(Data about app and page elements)
########################################

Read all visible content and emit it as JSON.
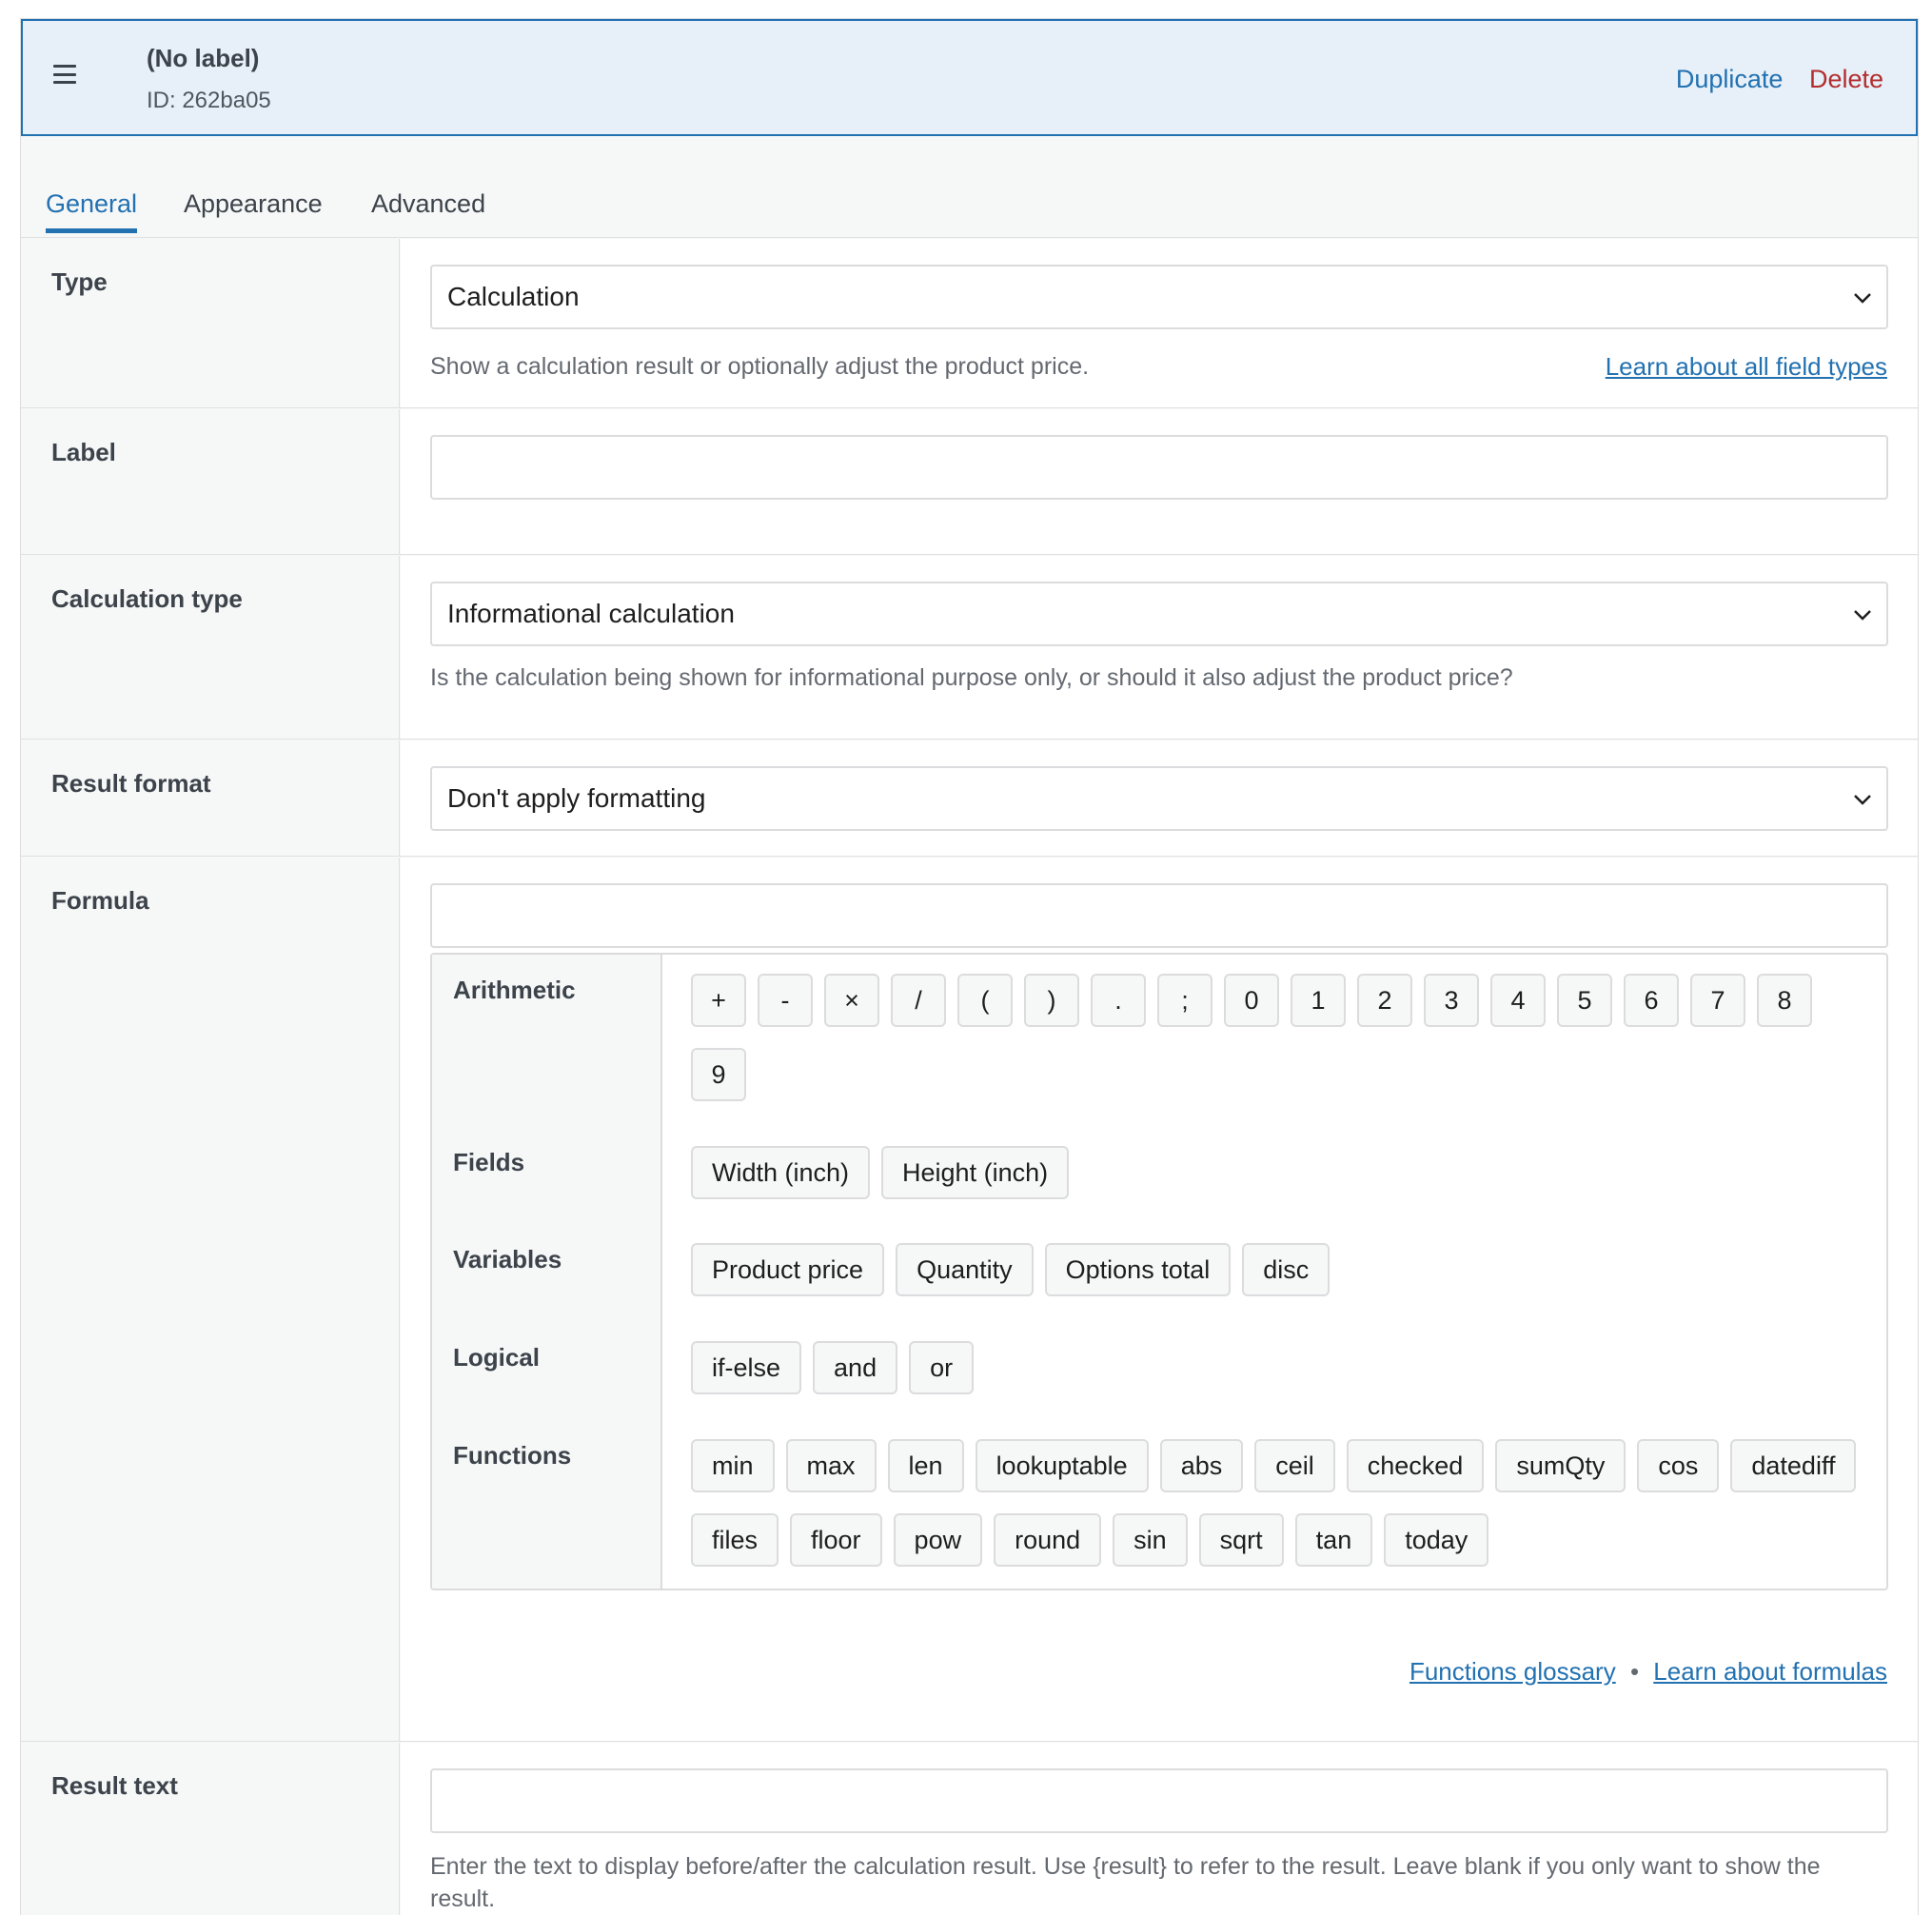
{
  "header": {
    "title": "(No label)",
    "id_text": "ID: 262ba05",
    "duplicate": "Duplicate",
    "delete": "Delete",
    "menu_icon": "hamburger-icon"
  },
  "tabs": [
    {
      "label": "General",
      "active": true
    },
    {
      "label": "Appearance",
      "active": false
    },
    {
      "label": "Advanced",
      "active": false
    }
  ],
  "rows": {
    "type": {
      "label": "Type",
      "value": "Calculation",
      "help": "Show a calculation result or optionally adjust the product price.",
      "link": "Learn about all field types"
    },
    "label_field": {
      "label": "Label",
      "value": ""
    },
    "calc_type": {
      "label": "Calculation type",
      "value": "Informational calculation",
      "help": "Is the calculation being shown for informational purpose only, or should it also adjust the product price?"
    },
    "result_format": {
      "label": "Result format",
      "value": "Don't apply formatting"
    },
    "formula": {
      "label": "Formula",
      "value": "",
      "groups": {
        "arithmetic": {
          "label": "Arithmetic",
          "items": [
            "+",
            "-",
            "×",
            "/",
            "(",
            ")",
            ".",
            ";",
            "0",
            "1",
            "2",
            "3",
            "4",
            "5",
            "6",
            "7",
            "8",
            "9"
          ]
        },
        "fields": {
          "label": "Fields",
          "items": [
            "Width (inch)",
            "Height (inch)"
          ]
        },
        "variables": {
          "label": "Variables",
          "items": [
            "Product price",
            "Quantity",
            "Options total",
            "disc"
          ]
        },
        "logical": {
          "label": "Logical",
          "items": [
            "if-else",
            "and",
            "or"
          ]
        },
        "functions": {
          "label": "Functions",
          "items": [
            "min",
            "max",
            "len",
            "lookuptable",
            "abs",
            "ceil",
            "checked",
            "sumQty",
            "cos",
            "datediff",
            "files",
            "floor",
            "pow",
            "round",
            "sin",
            "sqrt",
            "tan",
            "today"
          ]
        }
      },
      "links": {
        "glossary": "Functions glossary",
        "separator": "•",
        "formulas": "Learn about formulas"
      }
    },
    "result_text": {
      "label": "Result text",
      "value": "",
      "help": "Enter the text to display before/after the calculation result. Use {result} to refer to the result. Leave blank if you only want to show the result."
    }
  },
  "colors": {
    "accent": "#2271b1",
    "danger": "#b32d2e",
    "header_bg": "#e7f0f8"
  }
}
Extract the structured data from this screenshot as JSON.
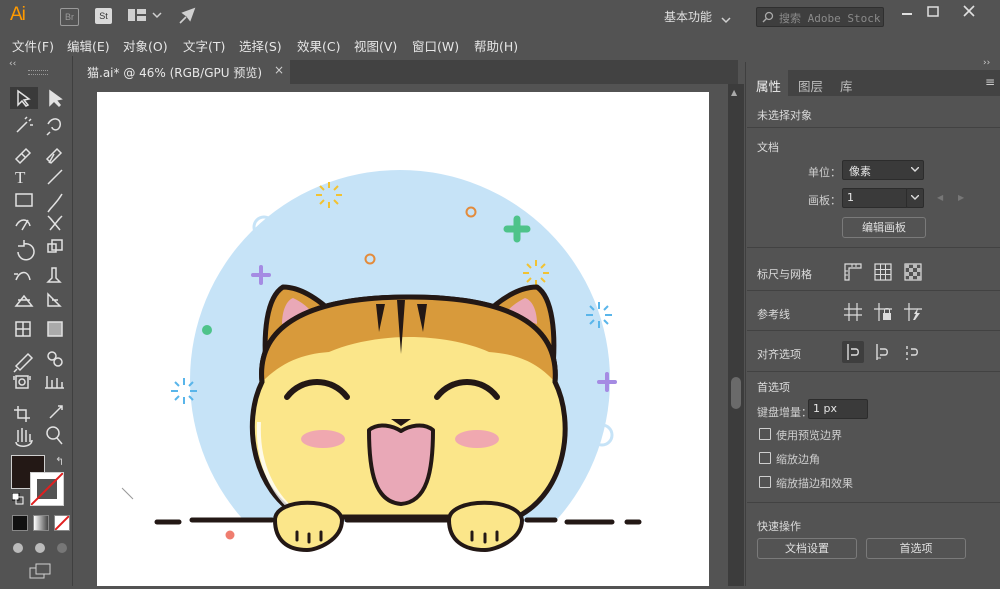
{
  "app": {
    "logo": "Ai",
    "bridge_icon": "Br",
    "stock_icon": "St",
    "workspace": "基本功能",
    "search_placeholder": "搜索 Adobe Stock"
  },
  "menu": [
    "文件(F)",
    "编辑(E)",
    "对象(O)",
    "文字(T)",
    "选择(S)",
    "效果(C)",
    "视图(V)",
    "窗口(W)",
    "帮助(H)"
  ],
  "document_tab": {
    "title": "猫.ai* @ 46% (RGB/GPU 预览)",
    "close": "×"
  },
  "panel": {
    "tabs": [
      "属性",
      "图层",
      "库"
    ],
    "active_tab": "属性",
    "no_selection": "未选择对象",
    "document_section": "文档",
    "unit_label": "单位：",
    "unit_value": "像素",
    "artboard_label": "画板：",
    "artboard_value": "1",
    "edit_artboards_button": "编辑画板",
    "rulers_grids": "标尺与网格",
    "guides": "参考线",
    "snap_options": "对齐选项",
    "preferences": "首选项",
    "keyboard_increment_label": "键盘增量：",
    "keyboard_increment_value": "1 px",
    "checkboxes": [
      "使用预览边界",
      "缩放边角",
      "缩放描边和效果"
    ],
    "quick_actions": "快速操作",
    "document_setup_button": "文档设置",
    "preferences_button": "首选项"
  },
  "colors": {
    "accent": "#ff9a00",
    "fill_swatch": "#231815",
    "cat_body": "#fbe68a",
    "cat_patch": "#d89a3b",
    "circle_bg": "#c6e3f7",
    "tongue": "#e9a8b7",
    "cheek": "#f0a8b0"
  }
}
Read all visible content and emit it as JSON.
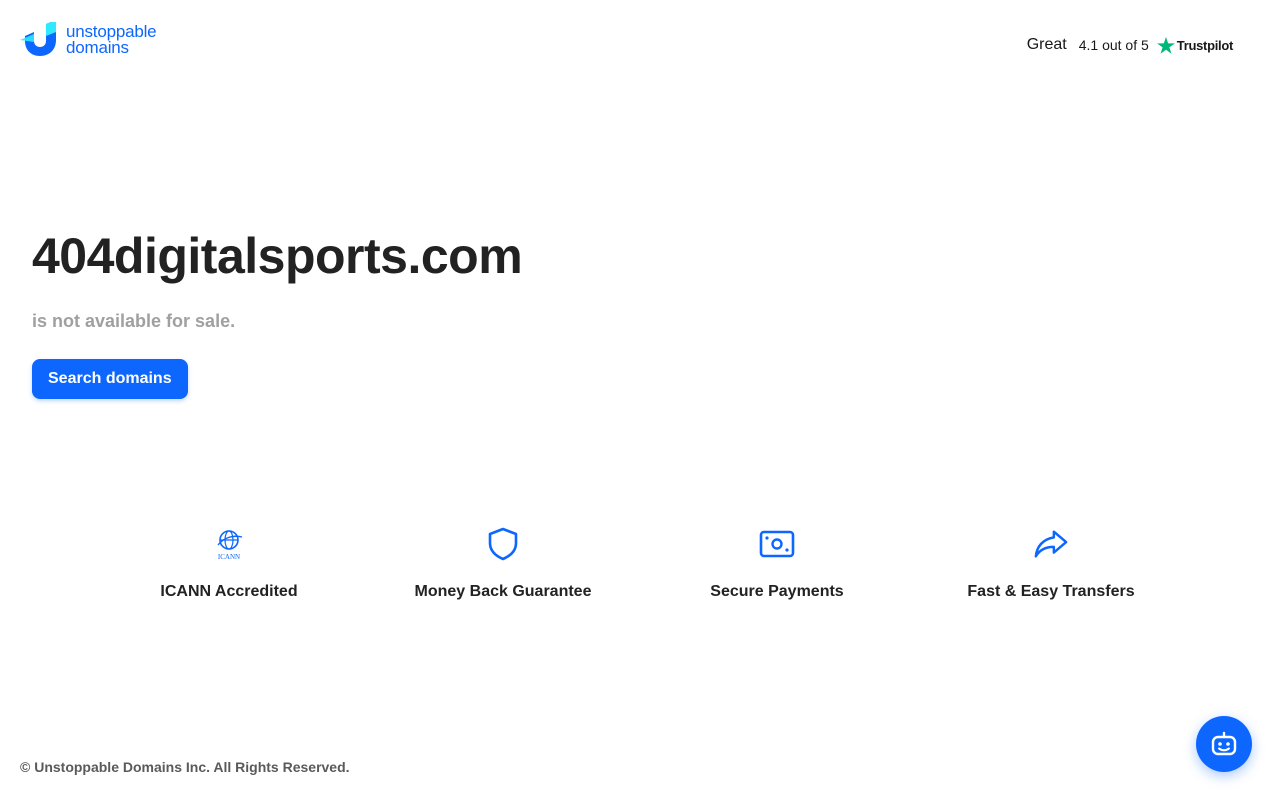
{
  "brand": {
    "line1": "unstoppable",
    "line2": "domains",
    "accent_color": "#0d67fe"
  },
  "trustpilot": {
    "rating_word": "Great",
    "score_text": "4.1 out of 5",
    "brand_name": "Trustpilot",
    "star_color": "#00b67a"
  },
  "hero": {
    "domain": "404digitalsports.com",
    "status": "is not available for sale.",
    "button_label": "Search domains"
  },
  "features": [
    {
      "icon": "icann-icon",
      "label": "ICANN Accredited",
      "icon_text": "ICANN"
    },
    {
      "icon": "shield-icon",
      "label": "Money Back Guarantee"
    },
    {
      "icon": "payment-card-icon",
      "label": "Secure Payments"
    },
    {
      "icon": "share-arrow-icon",
      "label": "Fast & Easy Transfers"
    }
  ],
  "footer": {
    "copyright": "© Unstoppable Domains Inc. All Rights Reserved."
  },
  "chat": {
    "icon": "chatbot-icon"
  }
}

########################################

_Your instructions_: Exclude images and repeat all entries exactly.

_Output for this exercise_:
Read all visible content and emit it as JSON.
{
  "header": {
    "title": "(No label)",
    "id_text": "ID: 262ba05",
    "duplicate": "Duplicate",
    "delete": "Delete",
    "menu_icon": "hamburger-icon"
  },
  "tabs": [
    {
      "label": "General",
      "active": true
    },
    {
      "label": "Appearance",
      "active": false
    },
    {
      "label": "Advanced",
      "active": false
    }
  ],
  "rows": {
    "type": {
      "label": "Type",
      "value": "Calculation",
      "help": "Show a calculation result or optionally adjust the product price.",
      "link": "Learn about all field types"
    },
    "label_field": {
      "label": "Label",
      "value": ""
    },
    "calc_type": {
      "label": "Calculation type",
      "value": "Informational calculation",
      "help": "Is the calculation being shown for informational purpose only, or should it also adjust the product price?"
    },
    "result_format": {
      "label": "Result format",
      "value": "Don't apply formatting"
    },
    "formula": {
      "label": "Formula",
      "value": "",
      "groups": {
        "arithmetic": {
          "label": "Arithmetic",
          "items": [
            "+",
            "-",
            "×",
            "/",
            "(",
            ")",
            ".",
            ";",
            "0",
            "1",
            "2",
            "3",
            "4",
            "5",
            "6",
            "7",
            "8",
            "9"
          ]
        },
        "fields": {
          "label": "Fields",
          "items": [
            "Width (inch)",
            "Height (inch)"
          ]
        },
        "variables": {
          "label": "Variables",
          "items": [
            "Product price",
            "Quantity",
            "Options total",
            "disc"
          ]
        },
        "logical": {
          "label": "Logical",
          "items": [
            "if-else",
            "and",
            "or"
          ]
        },
        "functions": {
          "label": "Functions",
          "items": [
            "min",
            "max",
            "len",
            "lookuptable",
            "abs",
            "ceil",
            "checked",
            "sumQty",
            "cos",
            "datediff",
            "files",
            "floor",
            "pow",
            "round",
            "sin",
            "sqrt",
            "tan",
            "today"
          ]
        }
      },
      "links": {
        "glossary": "Functions glossary",
        "separator": "•",
        "formulas": "Learn about formulas"
      }
    },
    "result_text": {
      "label": "Result text",
      "value": "",
      "help": "Enter the text to display before/after the calculation result. Use {result} to refer to the result. Leave blank if you only want to show the result."
    }
  },
  "colors": {
    "accent": "#2271b1",
    "danger": "#b32d2e",
    "header_bg": "#e7f0f8"
  }
}
Extract the structured data from this screenshot as JSON.
{
  "app": {
    "logo": "Ai",
    "bridge_icon": "Br",
    "stock_icon": "St",
    "workspace": "基本功能",
    "search_placeholder": "搜索 Adobe Stock"
  },
  "menu": [
    "文件(F)",
    "编辑(E)",
    "对象(O)",
    "文字(T)",
    "选择(S)",
    "效果(C)",
    "视图(V)",
    "窗口(W)",
    "帮助(H)"
  ],
  "document_tab": {
    "title": "猫.ai* @ 46% (RGB/GPU 预览)",
    "close": "×"
  },
  "panel": {
    "tabs": [
      "属性",
      "图层",
      "库"
    ],
    "active_tab": "属性",
    "no_selection": "未选择对象",
    "document_section": "文档",
    "unit_label": "单位：",
    "unit_value": "像素",
    "artboard_label": "画板：",
    "artboard_value": "1",
    "edit_artboards_button": "编辑画板",
    "rulers_grids": "标尺与网格",
    "guides": "参考线",
    "snap_options": "对齐选项",
    "preferences": "首选项",
    "keyboard_increment_label": "键盘增量：",
    "keyboard_increment_value": "1 px",
    "checkboxes": [
      "使用预览边界",
      "缩放边角",
      "缩放描边和效果"
    ],
    "quick_actions": "快速操作",
    "document_setup_button": "文档设置",
    "preferences_button": "首选项"
  },
  "colors": {
    "accent": "#ff9a00",
    "fill_swatch": "#231815",
    "cat_body": "#fbe68a",
    "cat_patch": "#d89a3b",
    "circle_bg": "#c6e3f7",
    "tongue": "#e9a8b7",
    "cheek": "#f0a8b0"
  }
}
Read all visible content and emit it as JSON.
{
  "brand": {
    "line1": "unstoppable",
    "line2": "domains",
    "accent_color": "#0d67fe"
  },
  "trustpilot": {
    "rating_word": "Great",
    "score_text": "4.1 out of 5",
    "brand_name": "Trustpilot",
    "star_color": "#00b67a"
  },
  "hero": {
    "domain": "404digitalsports.com",
    "status": "is not available for sale.",
    "button_label": "Search domains"
  },
  "features": [
    {
      "icon": "icann-icon",
      "label": "ICANN Accredited",
      "icon_text": "ICANN"
    },
    {
      "icon": "shield-icon",
      "label": "Money Back Guarantee"
    },
    {
      "icon": "payment-card-icon",
      "label": "Secure Payments"
    },
    {
      "icon": "share-arrow-icon",
      "label": "Fast & Easy Transfers"
    }
  ],
  "footer": {
    "copyright": "© Unstoppable Domains Inc. All Rights Reserved."
  },
  "chat": {
    "icon": "chatbot-icon"
  }
}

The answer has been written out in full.